▸ EXERCISE OBJECTIVE
Locate all lines in the data below that hold "icon" and show them.

Excerpts from a dataset
★ ★ ★
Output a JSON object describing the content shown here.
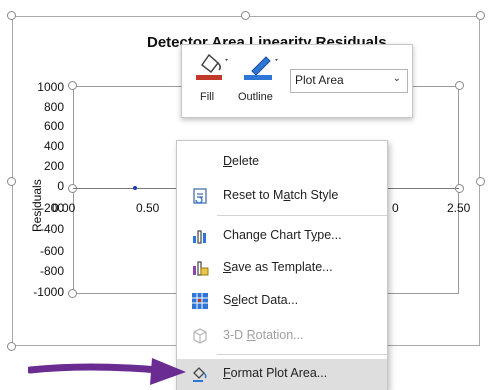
{
  "chart": {
    "title": "Detector Area Linearity Residuals",
    "y_axis_title": "Residuals",
    "y_ticks": [
      "1000",
      "800",
      "600",
      "400",
      "200",
      "0",
      "-200",
      "-400",
      "-600",
      "-800",
      "-1000"
    ],
    "x_ticks_visible": [
      "0.00",
      "0.50",
      "0",
      "2.50"
    ]
  },
  "mini_toolbar": {
    "fill_label": "Fill",
    "outline_label": "Outline",
    "element_select_value": "Plot Area",
    "fill_color": "#c0392b",
    "outline_color": "#2e75d6"
  },
  "context_menu": {
    "items": [
      {
        "pre": "",
        "acc": "D",
        "post": "elete",
        "icon": "none",
        "enabled": true
      },
      {
        "pre": "Reset to M",
        "acc": "a",
        "post": "tch Style",
        "icon": "reset-style-icon",
        "enabled": true
      },
      {
        "pre": "Change Chart T",
        "acc": "y",
        "post": "pe...",
        "icon": "change-chart-type-icon",
        "enabled": true
      },
      {
        "pre": "",
        "acc": "S",
        "post": "ave as Template...",
        "icon": "save-template-icon",
        "enabled": true
      },
      {
        "pre": "S",
        "acc": "e",
        "post": "lect Data...",
        "icon": "select-data-icon",
        "enabled": true
      },
      {
        "pre": "3-D ",
        "acc": "R",
        "post": "otation...",
        "icon": "3d-rotation-icon",
        "enabled": false
      },
      {
        "pre": "",
        "acc": "F",
        "post": "ormat Plot Area...",
        "icon": "format-plot-area-icon",
        "enabled": true
      }
    ]
  },
  "colors": {
    "arrow": "#6a2c91",
    "hover": "#dedede"
  }
}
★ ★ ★
▸ TASK SOLUTION
        "icon": "none",
        "icon": "reset-style-icon",
        "icon": "change-chart-type-icon",
        "icon": "save-template-icon",
        "icon": "select-data-icon",
        "icon": "3d-rotation-icon",
        "icon": "format-plot-area-icon",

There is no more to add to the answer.